◆ What needs to be done: Please report every line in the material below where the word "に使用する項目を設定します" is found.

★ ★ ★

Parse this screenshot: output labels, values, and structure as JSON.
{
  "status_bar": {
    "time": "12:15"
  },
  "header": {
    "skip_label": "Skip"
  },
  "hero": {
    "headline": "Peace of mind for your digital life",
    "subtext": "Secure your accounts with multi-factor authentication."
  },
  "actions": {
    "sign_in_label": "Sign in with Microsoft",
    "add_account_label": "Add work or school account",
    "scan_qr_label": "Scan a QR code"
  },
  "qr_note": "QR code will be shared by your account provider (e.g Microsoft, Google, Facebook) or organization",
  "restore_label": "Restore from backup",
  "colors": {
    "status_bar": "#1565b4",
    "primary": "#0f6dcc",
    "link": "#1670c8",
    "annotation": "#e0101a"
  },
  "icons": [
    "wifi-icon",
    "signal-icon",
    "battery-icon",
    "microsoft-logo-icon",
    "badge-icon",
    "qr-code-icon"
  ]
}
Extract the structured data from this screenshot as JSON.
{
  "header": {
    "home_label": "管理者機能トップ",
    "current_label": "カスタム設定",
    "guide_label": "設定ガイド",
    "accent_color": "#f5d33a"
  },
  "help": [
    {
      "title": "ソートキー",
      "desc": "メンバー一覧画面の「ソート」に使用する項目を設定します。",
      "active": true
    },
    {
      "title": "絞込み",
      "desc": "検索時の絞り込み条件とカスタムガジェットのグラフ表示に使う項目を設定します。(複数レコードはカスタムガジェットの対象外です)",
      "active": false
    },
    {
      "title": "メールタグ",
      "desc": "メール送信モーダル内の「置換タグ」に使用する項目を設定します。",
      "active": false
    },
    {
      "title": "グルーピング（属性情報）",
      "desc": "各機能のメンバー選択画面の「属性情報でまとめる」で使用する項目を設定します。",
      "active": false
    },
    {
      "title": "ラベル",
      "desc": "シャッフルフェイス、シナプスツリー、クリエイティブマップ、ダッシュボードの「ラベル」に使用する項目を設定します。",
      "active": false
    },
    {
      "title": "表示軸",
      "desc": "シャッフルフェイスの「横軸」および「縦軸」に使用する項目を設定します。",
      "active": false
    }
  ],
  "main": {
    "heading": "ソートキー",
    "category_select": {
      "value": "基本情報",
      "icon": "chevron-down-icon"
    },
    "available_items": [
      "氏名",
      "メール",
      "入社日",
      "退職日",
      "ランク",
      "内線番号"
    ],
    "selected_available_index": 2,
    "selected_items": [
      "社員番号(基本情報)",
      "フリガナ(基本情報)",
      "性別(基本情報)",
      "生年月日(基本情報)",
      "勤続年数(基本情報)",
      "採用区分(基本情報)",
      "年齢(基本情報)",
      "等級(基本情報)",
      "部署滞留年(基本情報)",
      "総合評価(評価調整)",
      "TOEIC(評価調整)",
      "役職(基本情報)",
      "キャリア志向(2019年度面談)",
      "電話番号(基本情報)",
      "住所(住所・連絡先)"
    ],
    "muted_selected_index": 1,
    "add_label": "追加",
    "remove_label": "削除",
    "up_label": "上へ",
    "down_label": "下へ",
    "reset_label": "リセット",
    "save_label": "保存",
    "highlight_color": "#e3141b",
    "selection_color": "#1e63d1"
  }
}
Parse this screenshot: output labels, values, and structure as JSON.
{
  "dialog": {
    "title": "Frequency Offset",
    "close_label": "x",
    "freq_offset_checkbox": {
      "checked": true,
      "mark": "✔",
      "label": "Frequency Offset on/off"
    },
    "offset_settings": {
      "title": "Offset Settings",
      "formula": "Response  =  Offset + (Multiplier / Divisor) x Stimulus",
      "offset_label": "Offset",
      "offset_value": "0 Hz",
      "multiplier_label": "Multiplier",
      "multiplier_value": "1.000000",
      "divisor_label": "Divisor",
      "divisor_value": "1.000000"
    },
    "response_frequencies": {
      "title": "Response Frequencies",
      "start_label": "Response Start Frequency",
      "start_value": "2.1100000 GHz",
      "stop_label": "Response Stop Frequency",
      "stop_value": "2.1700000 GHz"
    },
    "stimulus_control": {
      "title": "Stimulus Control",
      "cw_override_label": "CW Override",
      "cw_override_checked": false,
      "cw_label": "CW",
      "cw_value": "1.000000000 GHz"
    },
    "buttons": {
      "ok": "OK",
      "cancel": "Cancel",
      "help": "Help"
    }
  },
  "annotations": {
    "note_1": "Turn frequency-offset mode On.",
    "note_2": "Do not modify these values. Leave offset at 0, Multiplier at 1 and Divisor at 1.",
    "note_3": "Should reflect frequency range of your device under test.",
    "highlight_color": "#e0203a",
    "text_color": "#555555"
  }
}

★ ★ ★

◆ Finished exercise:
      "desc": "メンバー一覧画面の「ソート」に使用する項目を設定します。",
      "desc": "メール送信モーダル内の「置換タグ」に使用する項目を設定します。",
      "desc": "シャッフルフェイス、シナプスツリー、クリエイティブマップ、ダッシュボードの「ラベル」に使用する項目を設定します。",
      "desc": "シャッフルフェイスの「横軸」および「縦軸」に使用する項目を設定します。",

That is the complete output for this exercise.